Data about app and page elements
--- START ---
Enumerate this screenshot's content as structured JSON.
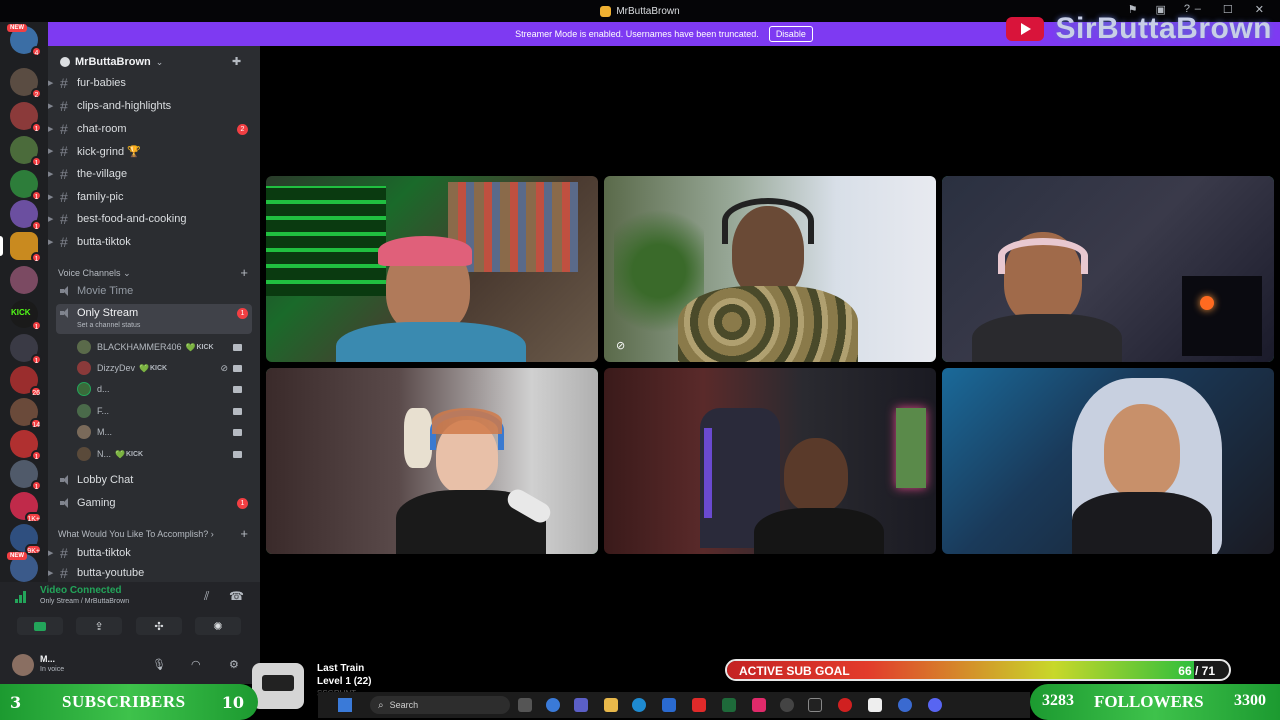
{
  "window": {
    "title": "MrButtaBrown"
  },
  "banner": {
    "message": "Streamer Mode is enabled. Usernames have been truncated.",
    "disable_label": "Disable"
  },
  "brand": {
    "name": "SirButtaBrown"
  },
  "server_rail": {
    "new_label": "NEW",
    "kick_label": "KICK",
    "badges": [
      "4",
      "2",
      "1",
      "1",
      "1",
      "1",
      "1",
      "1",
      "1",
      "26",
      "14",
      "1",
      "1",
      "1K+",
      "9K+"
    ]
  },
  "guild": {
    "name": "MrButtaBrown"
  },
  "channels_top": [
    {
      "name": "fur-babies"
    },
    {
      "name": "clips-and-highlights"
    },
    {
      "name": "chat-room",
      "mentions": "2"
    },
    {
      "name": "kick-grind 🏆"
    },
    {
      "name": "the-village"
    },
    {
      "name": "family-pic"
    },
    {
      "name": "best-food-and-cooking"
    },
    {
      "name": "butta-tiktok"
    }
  ],
  "voice_category": "Voice Channels",
  "voice_channels": {
    "movie_time": "Movie Time",
    "only_stream": "Only Stream",
    "only_stream_status": "Set a channel status",
    "only_stream_mentions": "1",
    "lobby": "Lobby Chat",
    "gaming": "Gaming",
    "gaming_mentions": "1"
  },
  "voice_users": [
    {
      "name": "BLACKHAMMER406",
      "heart": "💚",
      "tag": "KICK"
    },
    {
      "name": "DizzyDev",
      "heart": "💚",
      "tag": "KICK"
    },
    {
      "name": "d..."
    },
    {
      "name": "F..."
    },
    {
      "name": "M..."
    },
    {
      "name": "N...",
      "heart": "💚",
      "tag": "KICK"
    }
  ],
  "category2": "What Would You Like To Accomplish?",
  "channels_bottom": [
    {
      "name": "butta-tiktok"
    },
    {
      "name": "butta-youtube"
    }
  ],
  "voice_panel": {
    "title": "Video Connected",
    "subtitle": "Only Stream / MrButtaBrown"
  },
  "user": {
    "name": "M...",
    "status": "In voice"
  },
  "overlay": {
    "subs_left": "3",
    "subs_label": "SUBSCRIBERS",
    "subs_right": "10",
    "followers_left": "3283",
    "followers_label": "FOLLOWERS",
    "followers_right": "3300",
    "goal_label": "ACTIVE SUB GOAL",
    "goal_count": "66 / 71",
    "goal_fraction": 0.93,
    "song": "Last Train",
    "level": "Level 1 (22)",
    "ghost_text": "SSGRUNT..."
  },
  "taskbar": {
    "search_placeholder": "Search"
  },
  "colors": {
    "accent": "#7e3af2",
    "speaking": "#23a55a",
    "mention": "#f23f43"
  }
}
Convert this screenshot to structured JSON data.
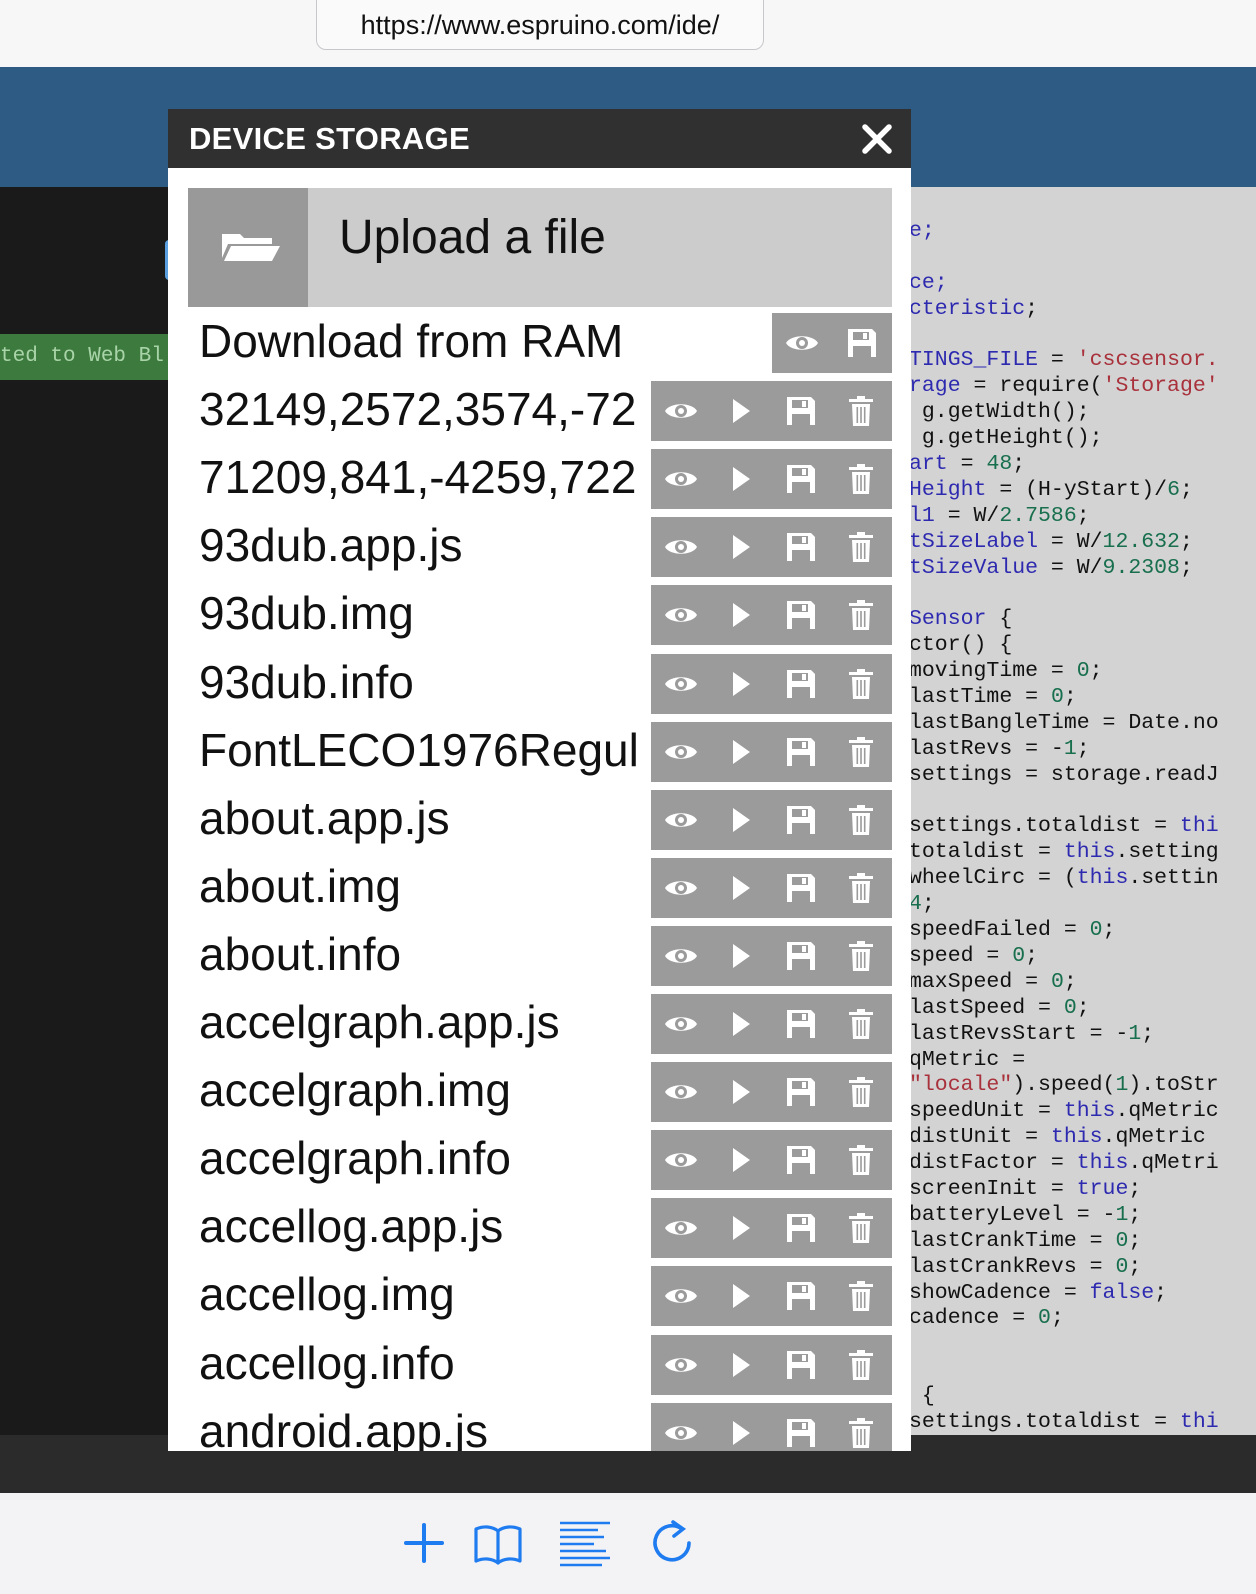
{
  "browser": {
    "url": "https://www.espruino.com/ide/",
    "toolbar": {
      "icons": [
        "plus-icon",
        "bookmarks-icon",
        "reader-icon",
        "reload-icon"
      ],
      "accent": "#1f7cf0"
    }
  },
  "ide": {
    "terminal_banner": "ted to Web Bl",
    "code_lines": [
      [
        {
          "t": "e;",
          "c": "kw"
        }
      ],
      [],
      [
        {
          "t": "ce;",
          "c": "kw"
        }
      ],
      [
        {
          "t": "cteristic",
          "c": "kw"
        },
        {
          "t": ";"
        }
      ],
      [],
      [
        {
          "t": "TINGS_FILE",
          "c": "kw"
        },
        {
          "t": " = "
        },
        {
          "t": "'cscsensor.",
          "c": "str"
        }
      ],
      [
        {
          "t": "rage",
          "c": "kw"
        },
        {
          "t": " = require("
        },
        {
          "t": "'Storage'",
          "c": "str"
        }
      ],
      [
        {
          "t": " g.getWidth();"
        }
      ],
      [
        {
          "t": " g.getHeight();"
        }
      ],
      [
        {
          "t": "art",
          "c": "kw"
        },
        {
          "t": " = "
        },
        {
          "t": "48",
          "c": "num"
        },
        {
          "t": ";"
        }
      ],
      [
        {
          "t": "Height",
          "c": "kw"
        },
        {
          "t": " = (H-yStart)/"
        },
        {
          "t": "6",
          "c": "num"
        },
        {
          "t": ";"
        }
      ],
      [
        {
          "t": "l1",
          "c": "kw"
        },
        {
          "t": " = W/"
        },
        {
          "t": "2.7586",
          "c": "num"
        },
        {
          "t": ";"
        }
      ],
      [
        {
          "t": "tSizeLabel",
          "c": "kw"
        },
        {
          "t": " = W/"
        },
        {
          "t": "12.632",
          "c": "num"
        },
        {
          "t": ";"
        }
      ],
      [
        {
          "t": "tSizeValue",
          "c": "kw"
        },
        {
          "t": " = W/"
        },
        {
          "t": "9.2308",
          "c": "num"
        },
        {
          "t": ";"
        }
      ],
      [],
      [
        {
          "t": "Sensor",
          "c": "kw"
        },
        {
          "t": " {"
        }
      ],
      [
        {
          "t": "ctor() {"
        }
      ],
      [
        {
          "t": "movingTime = "
        },
        {
          "t": "0",
          "c": "num"
        },
        {
          "t": ";"
        }
      ],
      [
        {
          "t": "lastTime = "
        },
        {
          "t": "0",
          "c": "num"
        },
        {
          "t": ";"
        }
      ],
      [
        {
          "t": "lastBangleTime = Date.no"
        }
      ],
      [
        {
          "t": "lastRevs = -"
        },
        {
          "t": "1",
          "c": "num"
        },
        {
          "t": ";"
        }
      ],
      [
        {
          "t": "settings = storage.readJ"
        }
      ],
      [],
      [
        {
          "t": "settings.totaldist = "
        },
        {
          "t": "thi",
          "c": "kw"
        }
      ],
      [
        {
          "t": "totaldist = "
        },
        {
          "t": "this",
          "c": "kw"
        },
        {
          "t": ".setting"
        }
      ],
      [
        {
          "t": "wheelCirc = ("
        },
        {
          "t": "this",
          "c": "kw"
        },
        {
          "t": ".settin"
        }
      ],
      [
        {
          "t": "4",
          "c": "num"
        },
        {
          "t": ";"
        }
      ],
      [
        {
          "t": "speedFailed = "
        },
        {
          "t": "0",
          "c": "num"
        },
        {
          "t": ";"
        }
      ],
      [
        {
          "t": "speed = "
        },
        {
          "t": "0",
          "c": "num"
        },
        {
          "t": ";"
        }
      ],
      [
        {
          "t": "maxSpeed = "
        },
        {
          "t": "0",
          "c": "num"
        },
        {
          "t": ";"
        }
      ],
      [
        {
          "t": "lastSpeed = "
        },
        {
          "t": "0",
          "c": "num"
        },
        {
          "t": ";"
        }
      ],
      [
        {
          "t": "lastRevsStart = -"
        },
        {
          "t": "1",
          "c": "num"
        },
        {
          "t": ";"
        }
      ],
      [
        {
          "t": "qMetric ="
        }
      ],
      [
        {
          "t": "\"locale\"",
          "c": "str"
        },
        {
          "t": ").speed("
        },
        {
          "t": "1",
          "c": "num"
        },
        {
          "t": ").toStr"
        }
      ],
      [
        {
          "t": "speedUnit = "
        },
        {
          "t": "this",
          "c": "kw"
        },
        {
          "t": ".qMetric"
        }
      ],
      [
        {
          "t": "distUnit = "
        },
        {
          "t": "this",
          "c": "kw"
        },
        {
          "t": ".qMetric "
        }
      ],
      [
        {
          "t": "distFactor = "
        },
        {
          "t": "this",
          "c": "kw"
        },
        {
          "t": ".qMetri"
        }
      ],
      [
        {
          "t": "screenInit = "
        },
        {
          "t": "true",
          "c": "kw"
        },
        {
          "t": ";"
        }
      ],
      [
        {
          "t": "batteryLevel = -"
        },
        {
          "t": "1",
          "c": "num"
        },
        {
          "t": ";"
        }
      ],
      [
        {
          "t": "lastCrankTime = "
        },
        {
          "t": "0",
          "c": "num"
        },
        {
          "t": ";"
        }
      ],
      [
        {
          "t": "lastCrankRevs = "
        },
        {
          "t": "0",
          "c": "num"
        },
        {
          "t": ";"
        }
      ],
      [
        {
          "t": "showCadence = "
        },
        {
          "t": "false",
          "c": "kw"
        },
        {
          "t": ";"
        }
      ],
      [
        {
          "t": "cadence = "
        },
        {
          "t": "0",
          "c": "num"
        },
        {
          "t": ";"
        }
      ],
      [],
      [],
      [
        {
          "t": " {"
        }
      ],
      [
        {
          "t": "settings.totaldist = "
        },
        {
          "t": "thi",
          "c": "kw"
        }
      ]
    ]
  },
  "modal": {
    "title": "DEVICE STORAGE",
    "close_icon": "close-icon",
    "upload": {
      "label": "Upload a file",
      "icon": "folder-open-icon"
    },
    "ram_row": {
      "label": "Download from RAM",
      "actions": [
        "view-icon",
        "save-icon"
      ]
    },
    "files": [
      "32149,2572,3574,-72",
      "71209,841,-4259,722",
      "93dub.app.js",
      "93dub.img",
      "93dub.info",
      "FontLECO1976Regul",
      "about.app.js",
      "about.img",
      "about.info",
      "accelgraph.app.js",
      "accelgraph.img",
      "accelgraph.info",
      "accellog.app.js",
      "accellog.img",
      "accellog.info",
      "android.app.js"
    ],
    "file_actions": [
      "view-icon",
      "run-icon",
      "save-icon",
      "delete-icon"
    ],
    "colors": {
      "titlebar": "#303030",
      "upload_bg": "#cccccc",
      "upload_icon_bg": "#999999",
      "action_bg": "#9b9b9b",
      "icon": "#ffffff"
    }
  }
}
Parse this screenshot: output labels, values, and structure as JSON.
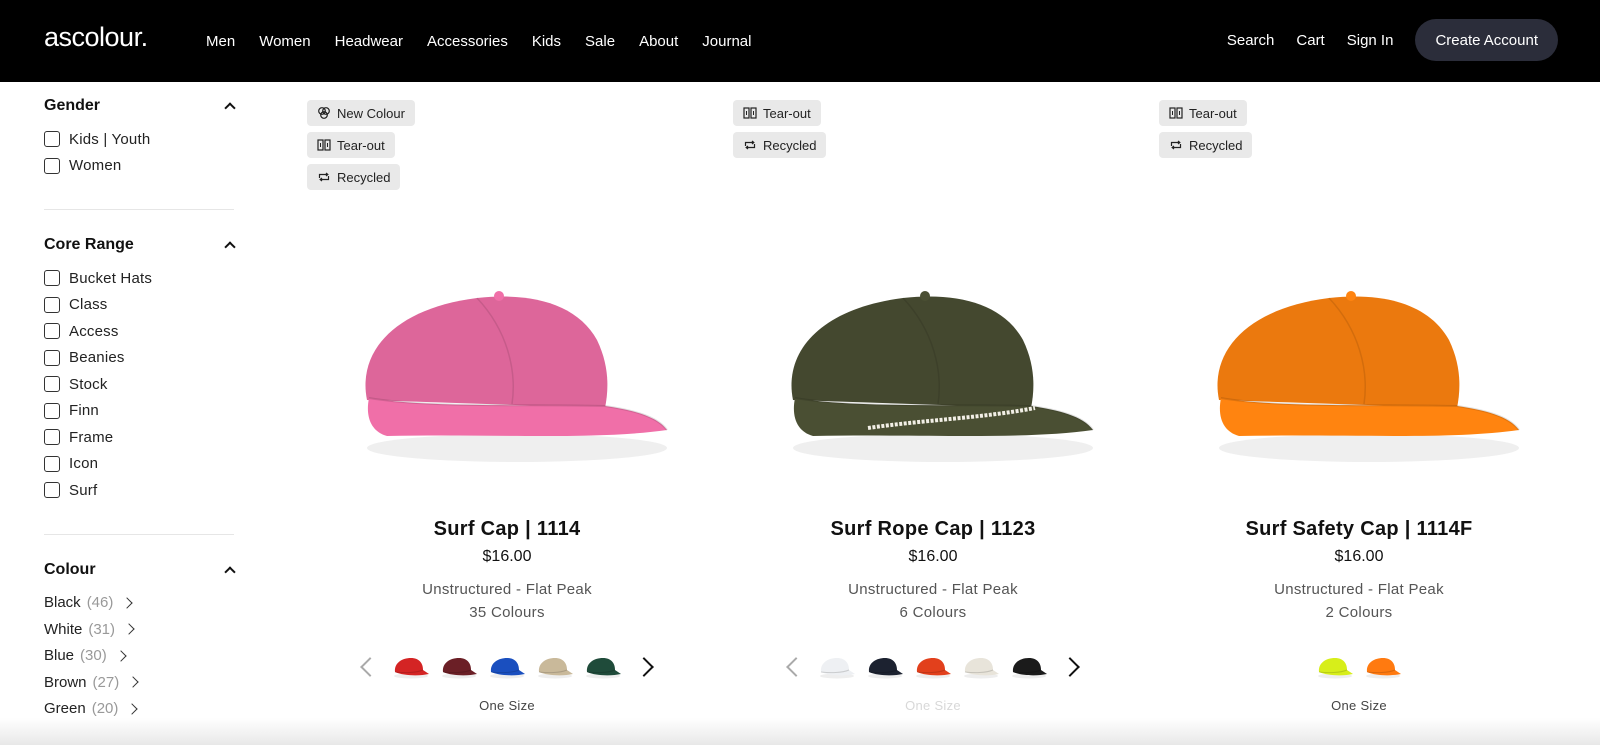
{
  "header": {
    "logo": "ascolour.",
    "nav": [
      "Men",
      "Women",
      "Headwear",
      "Accessories",
      "Kids",
      "Sale",
      "About",
      "Journal"
    ],
    "search": "Search",
    "cart": "Cart",
    "sign_in": "Sign In",
    "create_account": "Create Account"
  },
  "filters": {
    "gender": {
      "title": "Gender",
      "options": [
        "Kids | Youth",
        "Women"
      ]
    },
    "core_range": {
      "title": "Core Range",
      "options": [
        "Bucket Hats",
        "Class",
        "Access",
        "Beanies",
        "Stock",
        "Finn",
        "Frame",
        "Icon",
        "Surf"
      ]
    },
    "colour": {
      "title": "Colour",
      "options": [
        {
          "name": "Black",
          "count": "(46)"
        },
        {
          "name": "White",
          "count": "(31)"
        },
        {
          "name": "Blue",
          "count": "(30)"
        },
        {
          "name": "Brown",
          "count": "(27)"
        },
        {
          "name": "Green",
          "count": "(20)"
        }
      ]
    }
  },
  "products": [
    {
      "tags": [
        {
          "label": "New Colour",
          "icon": "palette-icon"
        },
        {
          "label": "Tear-out",
          "icon": "tear-out-icon"
        },
        {
          "label": "Recycled",
          "icon": "recycle-icon"
        }
      ],
      "name": "Surf Cap | 1114",
      "price": "$16.00",
      "description": "Unstructured - Flat Peak",
      "colours": "35 Colours",
      "cap_color": "#f06fa8",
      "swatches": [
        "#d42424",
        "#6b1f26",
        "#1a4fbf",
        "#c9b99a",
        "#1f4b3a"
      ],
      "size": "One Size"
    },
    {
      "tags": [
        {
          "label": "Tear-out",
          "icon": "tear-out-icon"
        },
        {
          "label": "Recycled",
          "icon": "recycle-icon"
        }
      ],
      "name": "Surf Rope Cap | 1123",
      "price": "$16.00",
      "description": "Unstructured - Flat Peak",
      "colours": "6 Colours",
      "cap_color": "#4a4f33",
      "swatches": [
        "#eef0f3",
        "#1c2230",
        "#e2401c",
        "#e8e4da",
        "#1b1b1b"
      ],
      "size": "One Size"
    },
    {
      "tags": [
        {
          "label": "Tear-out",
          "icon": "tear-out-icon"
        },
        {
          "label": "Recycled",
          "icon": "recycle-icon"
        }
      ],
      "name": "Surf Safety Cap | 1114F",
      "price": "$16.00",
      "description": "Unstructured - Flat Peak",
      "colours": "2 Colours",
      "cap_color": "#ff8410",
      "swatches": [
        "#d7ee1a",
        "#ff7a10"
      ],
      "size": "One Size"
    }
  ]
}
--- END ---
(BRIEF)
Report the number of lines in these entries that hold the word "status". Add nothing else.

(EXERCISE RESPONSE)
2